Table of Contents for the Digital Edition of World Grain - June 2015

World Grain - June 2015
Table of Contents
From the Editor-in-chief - Flour output data points to eating trends
Calendar of Events
News review - Ceremony marks opening of Whitewater Mill
ADM plans extensive improvements at Argentina port
Dangote Flour Mills hurts Tiger’s earnings
GrainCorp Oils increasing oilseed crushing capacity
Noble Agri appoints former ADM executive as CEO Jansen
Hovis names new CEO
Southern Africa nations facing food shortage
EBRD provides loan to Turkish edible oil producer
Gruma full steam ahead on European expansion
Oilseeds, grains push Wilmar earnings up 49%
GrainCorp earnings drop on smaller crop
ADM makes management appointments in key areas
ADM earnings surge on oilseed crush margins
Bunge returns to profit on soybean crushing
GrainCorp plans upgrades at 13 sites
Grain Market Review - Rice
Country Focus - Argentina
Technical Profile - Crustless pan bread favored in Argentina
Feature - Bridging a Gap
Feature - Chinese Reforms Creating Market Uncertainties
Feature - Investing in Food Security
Feature - Grain Storage and Handling Projects
Feature - IAOM Conference 2015
Feature - China, currency impacting markets
Feature - A new plan for Egypt
Feature - Team approach to marketing for Canadian grains
Canadian wheat customers share their experiences
Feature - IAOM MEA District Conference & Expo
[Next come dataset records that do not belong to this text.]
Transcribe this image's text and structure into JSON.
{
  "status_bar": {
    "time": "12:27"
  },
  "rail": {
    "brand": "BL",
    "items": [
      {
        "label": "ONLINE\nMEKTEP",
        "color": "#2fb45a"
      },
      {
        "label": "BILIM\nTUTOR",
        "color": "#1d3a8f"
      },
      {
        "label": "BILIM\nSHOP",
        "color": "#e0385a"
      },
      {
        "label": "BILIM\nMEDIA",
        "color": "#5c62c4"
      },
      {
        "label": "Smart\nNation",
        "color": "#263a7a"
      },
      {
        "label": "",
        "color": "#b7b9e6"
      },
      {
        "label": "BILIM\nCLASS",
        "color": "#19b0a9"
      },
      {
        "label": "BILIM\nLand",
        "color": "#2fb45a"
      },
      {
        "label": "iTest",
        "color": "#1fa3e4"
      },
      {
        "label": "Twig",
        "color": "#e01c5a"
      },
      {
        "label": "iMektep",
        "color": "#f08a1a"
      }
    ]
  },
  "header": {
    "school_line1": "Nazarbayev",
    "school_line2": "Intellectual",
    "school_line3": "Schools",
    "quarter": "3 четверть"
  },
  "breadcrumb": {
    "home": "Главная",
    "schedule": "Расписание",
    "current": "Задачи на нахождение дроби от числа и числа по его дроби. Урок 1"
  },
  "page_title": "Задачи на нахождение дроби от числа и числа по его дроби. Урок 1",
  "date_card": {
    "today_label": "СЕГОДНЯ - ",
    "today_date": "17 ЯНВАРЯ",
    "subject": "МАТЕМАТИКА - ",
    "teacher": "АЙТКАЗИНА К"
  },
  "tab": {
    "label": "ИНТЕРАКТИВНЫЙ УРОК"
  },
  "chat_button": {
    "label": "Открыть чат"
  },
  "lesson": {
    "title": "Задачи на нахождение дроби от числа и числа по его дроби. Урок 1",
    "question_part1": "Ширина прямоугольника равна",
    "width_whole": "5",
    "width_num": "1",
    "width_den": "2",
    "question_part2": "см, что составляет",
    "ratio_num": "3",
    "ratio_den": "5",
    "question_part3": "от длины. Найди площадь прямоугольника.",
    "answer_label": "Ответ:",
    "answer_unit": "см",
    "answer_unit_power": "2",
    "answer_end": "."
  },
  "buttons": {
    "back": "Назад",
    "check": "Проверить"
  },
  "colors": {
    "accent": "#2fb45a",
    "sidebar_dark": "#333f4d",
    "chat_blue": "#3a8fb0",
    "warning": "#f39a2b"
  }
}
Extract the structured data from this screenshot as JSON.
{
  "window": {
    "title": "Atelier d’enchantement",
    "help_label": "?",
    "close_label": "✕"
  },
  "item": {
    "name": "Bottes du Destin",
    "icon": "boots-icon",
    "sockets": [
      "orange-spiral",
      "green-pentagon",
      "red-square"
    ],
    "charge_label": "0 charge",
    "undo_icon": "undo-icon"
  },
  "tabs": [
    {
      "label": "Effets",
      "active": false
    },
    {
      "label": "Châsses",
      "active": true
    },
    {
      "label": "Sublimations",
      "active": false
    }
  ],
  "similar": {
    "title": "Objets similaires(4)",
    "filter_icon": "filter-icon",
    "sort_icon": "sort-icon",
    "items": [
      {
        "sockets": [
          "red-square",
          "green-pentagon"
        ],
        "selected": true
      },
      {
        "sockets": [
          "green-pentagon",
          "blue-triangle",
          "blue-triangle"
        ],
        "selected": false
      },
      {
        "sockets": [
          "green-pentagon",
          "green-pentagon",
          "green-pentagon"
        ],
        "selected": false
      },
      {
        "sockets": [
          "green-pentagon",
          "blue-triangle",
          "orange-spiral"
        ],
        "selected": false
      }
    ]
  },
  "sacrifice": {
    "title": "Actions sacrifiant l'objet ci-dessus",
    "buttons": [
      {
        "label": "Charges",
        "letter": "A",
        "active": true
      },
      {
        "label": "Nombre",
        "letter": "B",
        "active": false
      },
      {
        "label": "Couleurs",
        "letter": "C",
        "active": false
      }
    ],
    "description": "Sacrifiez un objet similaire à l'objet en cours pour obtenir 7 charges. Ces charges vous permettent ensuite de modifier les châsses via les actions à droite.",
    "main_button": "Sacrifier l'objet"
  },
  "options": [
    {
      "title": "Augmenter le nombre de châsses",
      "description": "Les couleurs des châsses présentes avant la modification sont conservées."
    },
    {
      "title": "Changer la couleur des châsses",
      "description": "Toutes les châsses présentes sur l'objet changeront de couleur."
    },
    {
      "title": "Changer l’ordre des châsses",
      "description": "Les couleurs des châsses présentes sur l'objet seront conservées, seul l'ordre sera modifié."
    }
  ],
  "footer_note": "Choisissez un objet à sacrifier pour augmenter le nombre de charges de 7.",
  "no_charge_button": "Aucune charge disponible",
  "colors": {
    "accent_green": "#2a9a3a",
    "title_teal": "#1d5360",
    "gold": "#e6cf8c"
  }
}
Feature - Traders Utilizing Exchanges More than Ever
Supplier News
Product Showcase
World Grain Archive
Advertiser Index

World Grain - June 2015